+++ Given entries +++

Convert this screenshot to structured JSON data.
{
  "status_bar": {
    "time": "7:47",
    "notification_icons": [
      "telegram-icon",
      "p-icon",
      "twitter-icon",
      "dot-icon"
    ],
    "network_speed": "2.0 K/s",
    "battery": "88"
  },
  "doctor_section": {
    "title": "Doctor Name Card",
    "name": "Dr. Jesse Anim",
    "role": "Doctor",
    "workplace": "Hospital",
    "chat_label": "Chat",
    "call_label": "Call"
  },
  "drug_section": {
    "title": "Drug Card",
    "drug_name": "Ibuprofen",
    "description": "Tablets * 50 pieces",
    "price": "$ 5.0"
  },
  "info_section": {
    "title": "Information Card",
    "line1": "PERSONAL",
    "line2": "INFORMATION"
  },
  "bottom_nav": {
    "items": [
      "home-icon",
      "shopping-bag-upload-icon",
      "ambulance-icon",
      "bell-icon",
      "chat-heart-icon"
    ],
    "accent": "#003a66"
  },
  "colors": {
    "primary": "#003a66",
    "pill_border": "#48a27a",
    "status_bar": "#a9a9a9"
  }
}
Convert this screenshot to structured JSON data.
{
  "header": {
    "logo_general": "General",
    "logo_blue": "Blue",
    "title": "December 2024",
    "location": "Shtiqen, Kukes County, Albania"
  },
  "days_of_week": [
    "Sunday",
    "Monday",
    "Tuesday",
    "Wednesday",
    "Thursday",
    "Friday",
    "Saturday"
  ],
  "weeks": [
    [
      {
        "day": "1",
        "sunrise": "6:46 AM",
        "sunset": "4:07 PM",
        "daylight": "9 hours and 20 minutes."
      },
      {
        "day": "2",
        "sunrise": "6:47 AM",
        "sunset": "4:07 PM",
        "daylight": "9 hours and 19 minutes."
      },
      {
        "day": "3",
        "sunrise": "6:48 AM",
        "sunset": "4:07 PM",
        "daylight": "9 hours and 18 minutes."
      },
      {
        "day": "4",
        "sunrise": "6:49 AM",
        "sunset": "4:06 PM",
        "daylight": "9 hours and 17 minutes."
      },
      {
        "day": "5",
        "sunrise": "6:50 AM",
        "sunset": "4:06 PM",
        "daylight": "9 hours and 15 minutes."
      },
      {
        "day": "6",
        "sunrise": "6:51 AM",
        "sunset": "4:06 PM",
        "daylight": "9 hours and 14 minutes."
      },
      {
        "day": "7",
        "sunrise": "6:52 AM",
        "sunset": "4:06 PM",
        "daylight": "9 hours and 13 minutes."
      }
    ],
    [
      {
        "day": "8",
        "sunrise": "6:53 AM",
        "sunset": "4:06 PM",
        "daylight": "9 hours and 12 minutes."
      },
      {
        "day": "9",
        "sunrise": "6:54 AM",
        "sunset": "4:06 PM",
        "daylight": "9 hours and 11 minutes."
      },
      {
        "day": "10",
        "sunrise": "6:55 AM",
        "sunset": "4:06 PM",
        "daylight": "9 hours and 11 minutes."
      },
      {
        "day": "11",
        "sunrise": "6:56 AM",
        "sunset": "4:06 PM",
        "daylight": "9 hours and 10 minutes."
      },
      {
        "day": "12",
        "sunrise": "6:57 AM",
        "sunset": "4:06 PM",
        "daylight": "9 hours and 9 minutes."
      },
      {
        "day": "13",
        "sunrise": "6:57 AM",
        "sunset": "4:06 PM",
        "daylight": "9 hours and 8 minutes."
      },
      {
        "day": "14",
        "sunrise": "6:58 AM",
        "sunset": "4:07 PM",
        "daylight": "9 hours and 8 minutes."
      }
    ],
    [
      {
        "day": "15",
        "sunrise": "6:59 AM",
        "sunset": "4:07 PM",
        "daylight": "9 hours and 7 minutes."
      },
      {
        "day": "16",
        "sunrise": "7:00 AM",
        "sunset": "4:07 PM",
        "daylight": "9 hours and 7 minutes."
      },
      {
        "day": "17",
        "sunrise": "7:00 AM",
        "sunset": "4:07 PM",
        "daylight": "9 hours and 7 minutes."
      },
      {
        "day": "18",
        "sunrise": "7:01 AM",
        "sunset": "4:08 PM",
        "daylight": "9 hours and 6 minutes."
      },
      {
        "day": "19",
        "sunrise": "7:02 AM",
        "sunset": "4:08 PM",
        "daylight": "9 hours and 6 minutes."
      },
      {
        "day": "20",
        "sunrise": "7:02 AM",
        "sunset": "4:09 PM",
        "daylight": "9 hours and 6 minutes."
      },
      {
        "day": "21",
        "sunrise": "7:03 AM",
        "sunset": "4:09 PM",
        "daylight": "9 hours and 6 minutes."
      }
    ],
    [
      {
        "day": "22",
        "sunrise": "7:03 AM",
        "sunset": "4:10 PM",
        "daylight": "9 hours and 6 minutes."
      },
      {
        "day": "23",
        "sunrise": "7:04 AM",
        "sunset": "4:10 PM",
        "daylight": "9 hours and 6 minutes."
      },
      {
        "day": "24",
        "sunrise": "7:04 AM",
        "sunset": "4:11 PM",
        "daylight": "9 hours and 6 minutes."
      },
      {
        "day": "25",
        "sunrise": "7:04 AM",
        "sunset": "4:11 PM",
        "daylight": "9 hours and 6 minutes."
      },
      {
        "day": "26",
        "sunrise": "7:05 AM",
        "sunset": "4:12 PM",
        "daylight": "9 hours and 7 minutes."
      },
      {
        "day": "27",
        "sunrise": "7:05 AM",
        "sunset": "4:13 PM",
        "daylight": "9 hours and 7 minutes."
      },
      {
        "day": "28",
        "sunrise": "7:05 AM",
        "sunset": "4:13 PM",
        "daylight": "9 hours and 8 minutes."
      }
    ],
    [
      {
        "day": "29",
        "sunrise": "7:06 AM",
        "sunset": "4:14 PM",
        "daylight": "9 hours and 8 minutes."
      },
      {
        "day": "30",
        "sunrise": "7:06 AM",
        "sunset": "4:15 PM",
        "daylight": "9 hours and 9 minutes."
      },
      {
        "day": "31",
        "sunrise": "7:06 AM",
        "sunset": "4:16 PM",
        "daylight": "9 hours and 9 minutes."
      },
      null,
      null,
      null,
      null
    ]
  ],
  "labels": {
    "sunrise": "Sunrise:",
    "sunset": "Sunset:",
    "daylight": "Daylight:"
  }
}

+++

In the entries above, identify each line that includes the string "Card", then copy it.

    "title": "Doctor Name Card",
    "title": "Drug Card",
    "title": "Information Card",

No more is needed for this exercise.